BEGIN
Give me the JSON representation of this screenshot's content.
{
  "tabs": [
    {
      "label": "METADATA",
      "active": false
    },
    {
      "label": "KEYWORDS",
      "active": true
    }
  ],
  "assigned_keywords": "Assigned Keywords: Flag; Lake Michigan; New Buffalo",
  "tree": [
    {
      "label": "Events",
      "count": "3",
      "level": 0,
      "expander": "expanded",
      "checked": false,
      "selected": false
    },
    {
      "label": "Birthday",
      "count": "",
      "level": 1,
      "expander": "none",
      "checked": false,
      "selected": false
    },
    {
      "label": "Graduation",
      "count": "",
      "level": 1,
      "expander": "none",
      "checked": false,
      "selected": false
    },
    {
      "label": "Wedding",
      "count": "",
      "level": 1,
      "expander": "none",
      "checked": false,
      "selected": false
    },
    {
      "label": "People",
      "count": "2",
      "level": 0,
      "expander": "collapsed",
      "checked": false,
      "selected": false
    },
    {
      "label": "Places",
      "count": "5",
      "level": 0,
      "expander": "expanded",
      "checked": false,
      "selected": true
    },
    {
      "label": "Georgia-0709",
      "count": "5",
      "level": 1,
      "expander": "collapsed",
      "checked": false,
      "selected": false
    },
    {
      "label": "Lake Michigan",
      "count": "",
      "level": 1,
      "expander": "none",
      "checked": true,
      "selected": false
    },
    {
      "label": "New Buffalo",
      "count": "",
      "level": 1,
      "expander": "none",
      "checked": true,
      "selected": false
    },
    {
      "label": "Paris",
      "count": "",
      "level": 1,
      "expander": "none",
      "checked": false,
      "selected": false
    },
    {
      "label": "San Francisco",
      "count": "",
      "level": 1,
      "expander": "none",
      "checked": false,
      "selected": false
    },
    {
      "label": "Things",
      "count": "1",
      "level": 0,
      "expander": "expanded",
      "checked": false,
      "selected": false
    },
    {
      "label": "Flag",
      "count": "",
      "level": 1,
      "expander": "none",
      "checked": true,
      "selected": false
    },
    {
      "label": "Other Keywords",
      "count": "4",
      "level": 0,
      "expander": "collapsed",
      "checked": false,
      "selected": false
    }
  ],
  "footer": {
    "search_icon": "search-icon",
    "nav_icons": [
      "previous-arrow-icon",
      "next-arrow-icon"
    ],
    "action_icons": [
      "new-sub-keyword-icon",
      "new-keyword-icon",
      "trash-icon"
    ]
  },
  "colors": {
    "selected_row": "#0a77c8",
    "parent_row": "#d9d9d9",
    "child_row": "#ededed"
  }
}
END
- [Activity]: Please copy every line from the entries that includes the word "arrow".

- [Exercise answer]:
      "previous-arrow-icon",
      "next-arrow-icon"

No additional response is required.